--- What you should do ---
For each line below that contains the word "Publier", make a copy.

--- Information supplied ---
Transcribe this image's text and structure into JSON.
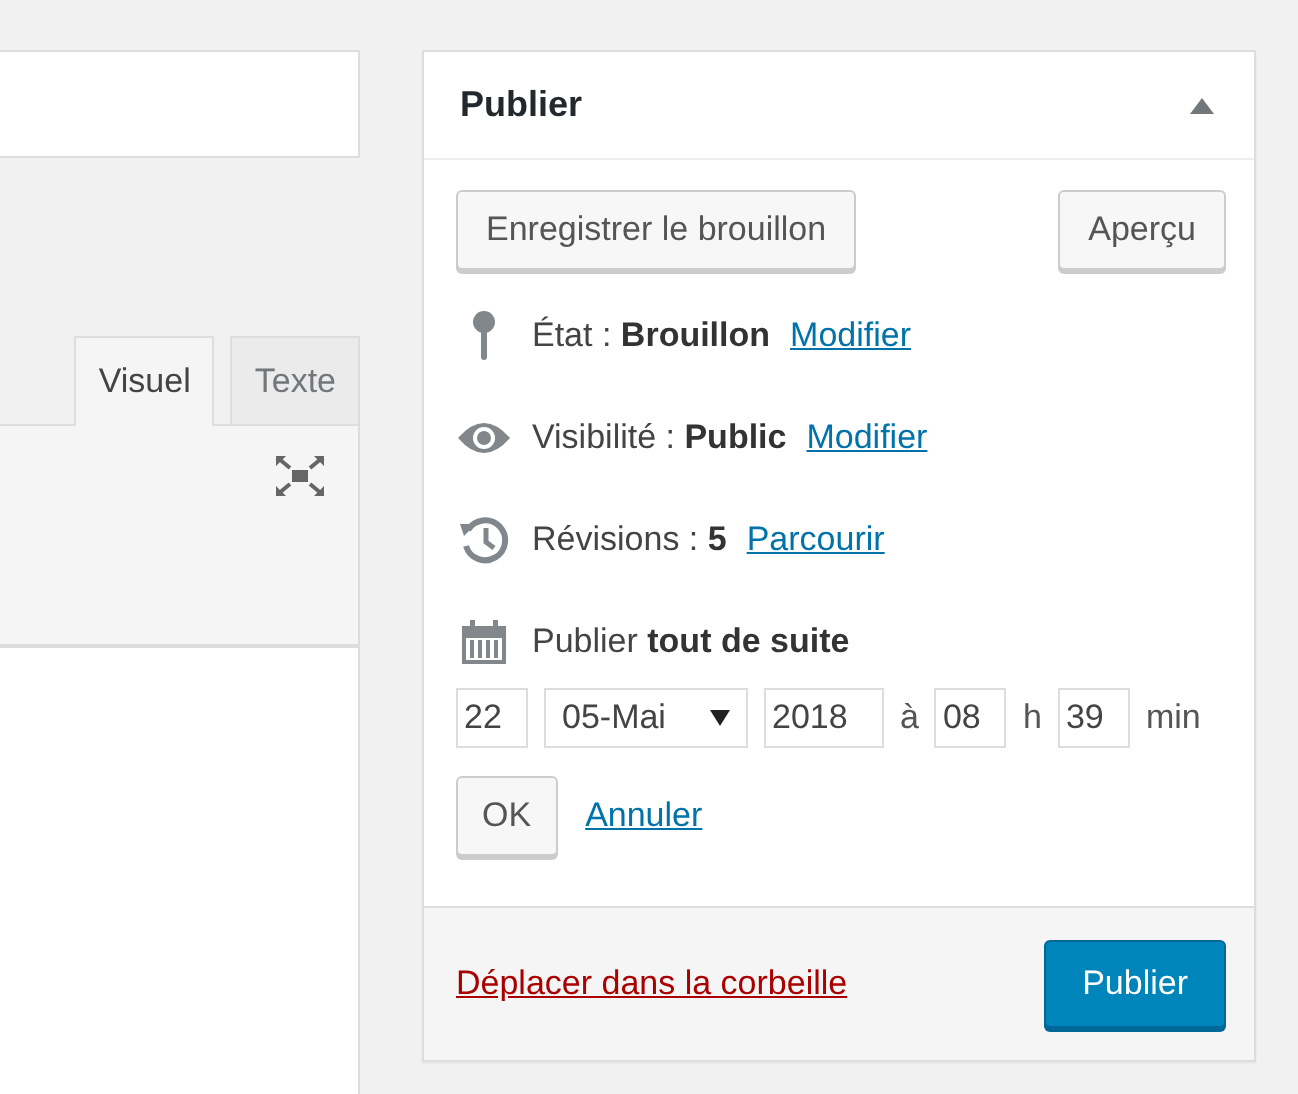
{
  "editor": {
    "tabs": [
      {
        "label": "Visuel",
        "selected": true
      },
      {
        "label": "Texte",
        "selected": false
      }
    ]
  },
  "publish_box": {
    "title": "Publier",
    "save_draft": "Enregistrer le brouillon",
    "preview": "Aperçu",
    "rows": [
      {
        "kind": "status",
        "label": "État :",
        "value": "Brouillon",
        "link": "Modifier"
      },
      {
        "kind": "visibility",
        "label": "Visibilité :",
        "value": "Public",
        "link": "Modifier"
      },
      {
        "kind": "revisions",
        "label": "Révisions :",
        "value": "5",
        "link": "Parcourir"
      },
      {
        "kind": "schedule",
        "label": "Publier",
        "value": "tout de suite"
      }
    ],
    "schedule": {
      "day": "22",
      "month": "05-Mai",
      "year": "2018",
      "at": "à",
      "hour": "08",
      "hour_unit": "h",
      "minute": "39",
      "minute_unit": "min"
    },
    "ok": "OK",
    "cancel": "Annuler",
    "trash": "Déplacer dans la corbeille",
    "publish": "Publier"
  }
}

--- Finished task ---
    "title": "Publier",
        "label": "Publier",
    "publish": "Publier"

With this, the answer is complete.